** Opening DATASET EXCERPTS block **

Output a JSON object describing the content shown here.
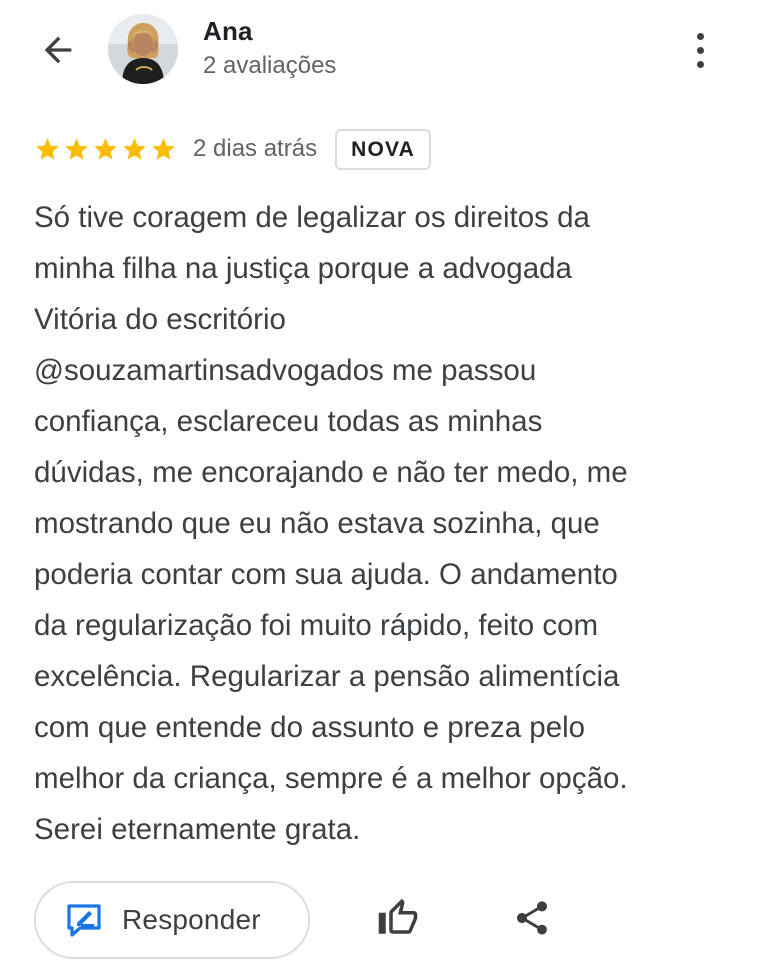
{
  "reviewer": {
    "name": "Ana",
    "review_count": "2 avaliações"
  },
  "review": {
    "rating": 5,
    "date": "2 dias atrás",
    "badge": "NOVA",
    "text_lines": [
      "Só tive coragem de legalizar os direitos da",
      "minha filha na justiça porque a advogada",
      "Vitória do escritório",
      "@souzamartinsadvogados me passou",
      "confiança, esclareceu todas as minhas",
      "dúvidas, me encorajando e não ter medo, me",
      "mostrando que eu não estava sozinha, que",
      "poderia contar com sua ajuda. O andamento",
      "da regularização foi muito rápido, feito com",
      "excelência. Regularizar a pensão alimentícia",
      "com que entende do assunto e preza pelo",
      "melhor da criança, sempre é a melhor opção.",
      "Serei eternamente grata."
    ]
  },
  "actions": {
    "reply_label": "Responder"
  },
  "icons": {
    "back": "arrow-back-icon",
    "more": "more-vert-icon",
    "star": "star-icon",
    "reply": "reply-edit-icon",
    "like": "thumb-up-icon",
    "share": "share-icon"
  },
  "colors": {
    "star": "#fbbc04",
    "reply_icon": "#1a73e8",
    "text": "#3c4043",
    "secondary_text": "#5f6368"
  }
}
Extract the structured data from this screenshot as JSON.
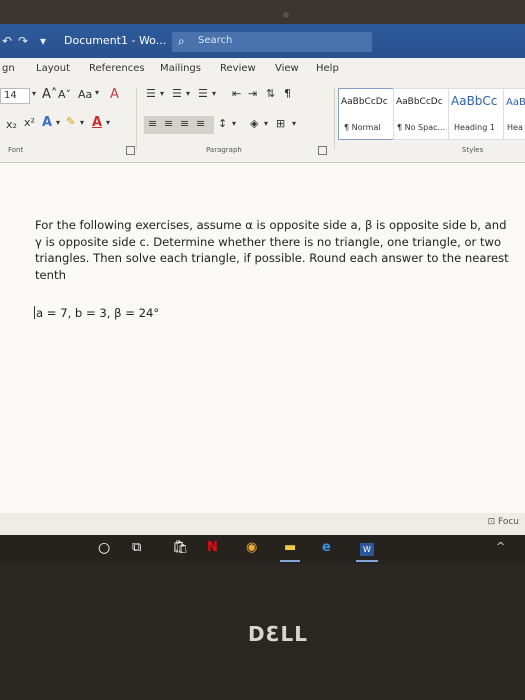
{
  "window": {
    "title": "Document1  -  Wo..."
  },
  "search": {
    "placeholder": "Search"
  },
  "tabs": [
    "gn",
    "Layout",
    "References",
    "Mailings",
    "Review",
    "View",
    "Help"
  ],
  "font_group": {
    "size": "14",
    "grow": "A˄",
    "shrink": "A˅",
    "change_case": "Aa",
    "clear": "A",
    "sub": "x₂",
    "sup": "x²",
    "label": "Font"
  },
  "paragraph_group": {
    "label": "Paragraph"
  },
  "styles_group": {
    "label": "Styles",
    "items": [
      {
        "sample": "AaBbCcDc",
        "name": "¶ Normal"
      },
      {
        "sample": "AaBbCcDc",
        "name": "¶ No Spac..."
      },
      {
        "sample": "AaBbCc",
        "name": "Heading 1"
      },
      {
        "sample": "AaB",
        "name": "Hea"
      }
    ]
  },
  "document": {
    "paragraph": "For the following exercises, assume α is opposite side a, β is opposite side b, and γ is opposite side c. Determine whether there is no triangle, one triangle, or two triangles. Then solve each triangle, if possible. Round each answer to the nearest tenth",
    "equation": "a = 7, b = 3, β = 24°"
  },
  "status": {
    "focus": "Focu"
  },
  "taskbar": [
    "cortana-circle",
    "task-view",
    "store",
    "netflix",
    "chrome",
    "file-explorer",
    "edge",
    "word"
  ],
  "device": {
    "brand": "DƐLL"
  },
  "colors": {
    "titlebar": "#2b5797",
    "taskbar": "#26231f"
  }
}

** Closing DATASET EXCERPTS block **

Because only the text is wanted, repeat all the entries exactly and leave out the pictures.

Output a JSON object describing the content shown here.
{
  "reviewer": {
    "name": "Ana",
    "review_count": "2 avaliações"
  },
  "review": {
    "rating": 5,
    "date": "2 dias atrás",
    "badge": "NOVA",
    "text_lines": [
      "Só tive coragem de legalizar os direitos da",
      "minha filha na justiça porque a advogada",
      "Vitória do escritório",
      "@souzamartinsadvogados me passou",
      "confiança, esclareceu todas as minhas",
      "dúvidas, me encorajando e não ter medo, me",
      "mostrando que eu não estava sozinha, que",
      "poderia contar com sua ajuda. O andamento",
      "da regularização foi muito rápido, feito com",
      "excelência. Regularizar a pensão alimentícia",
      "com que entende do assunto e preza pelo",
      "melhor da criança, sempre é a melhor opção.",
      "Serei eternamente grata."
    ]
  },
  "actions": {
    "reply_label": "Responder"
  },
  "icons": {
    "back": "arrow-back-icon",
    "more": "more-vert-icon",
    "star": "star-icon",
    "reply": "reply-edit-icon",
    "like": "thumb-up-icon",
    "share": "share-icon"
  },
  "colors": {
    "star": "#fbbc04",
    "reply_icon": "#1a73e8",
    "text": "#3c4043",
    "secondary_text": "#5f6368"
  }
}
Extract the structured data from this screenshot as JSON.
{
  "window": {
    "title": "Document1  -  Wo..."
  },
  "search": {
    "placeholder": "Search"
  },
  "tabs": [
    "gn",
    "Layout",
    "References",
    "Mailings",
    "Review",
    "View",
    "Help"
  ],
  "font_group": {
    "size": "14",
    "grow": "A˄",
    "shrink": "A˅",
    "change_case": "Aa",
    "clear": "A",
    "sub": "x₂",
    "sup": "x²",
    "label": "Font"
  },
  "paragraph_group": {
    "label": "Paragraph"
  },
  "styles_group": {
    "label": "Styles",
    "items": [
      {
        "sample": "AaBbCcDc",
        "name": "¶ Normal"
      },
      {
        "sample": "AaBbCcDc",
        "name": "¶ No Spac..."
      },
      {
        "sample": "AaBbCc",
        "name": "Heading 1"
      },
      {
        "sample": "AaB",
        "name": "Hea"
      }
    ]
  },
  "document": {
    "paragraph": "For the following exercises, assume α is opposite side a, β is opposite side b, and γ is opposite side c. Determine whether there is no triangle, one triangle, or two triangles. Then solve each triangle, if possible. Round each answer to the nearest tenth",
    "equation": "a = 7, b = 3, β = 24°"
  },
  "status": {
    "focus": "Focu"
  },
  "taskbar": [
    "cortana-circle",
    "task-view",
    "store",
    "netflix",
    "chrome",
    "file-explorer",
    "edge",
    "word"
  ],
  "device": {
    "brand": "DƐLL"
  },
  "colors": {
    "titlebar": "#2b5797",
    "taskbar": "#26231f"
  }
}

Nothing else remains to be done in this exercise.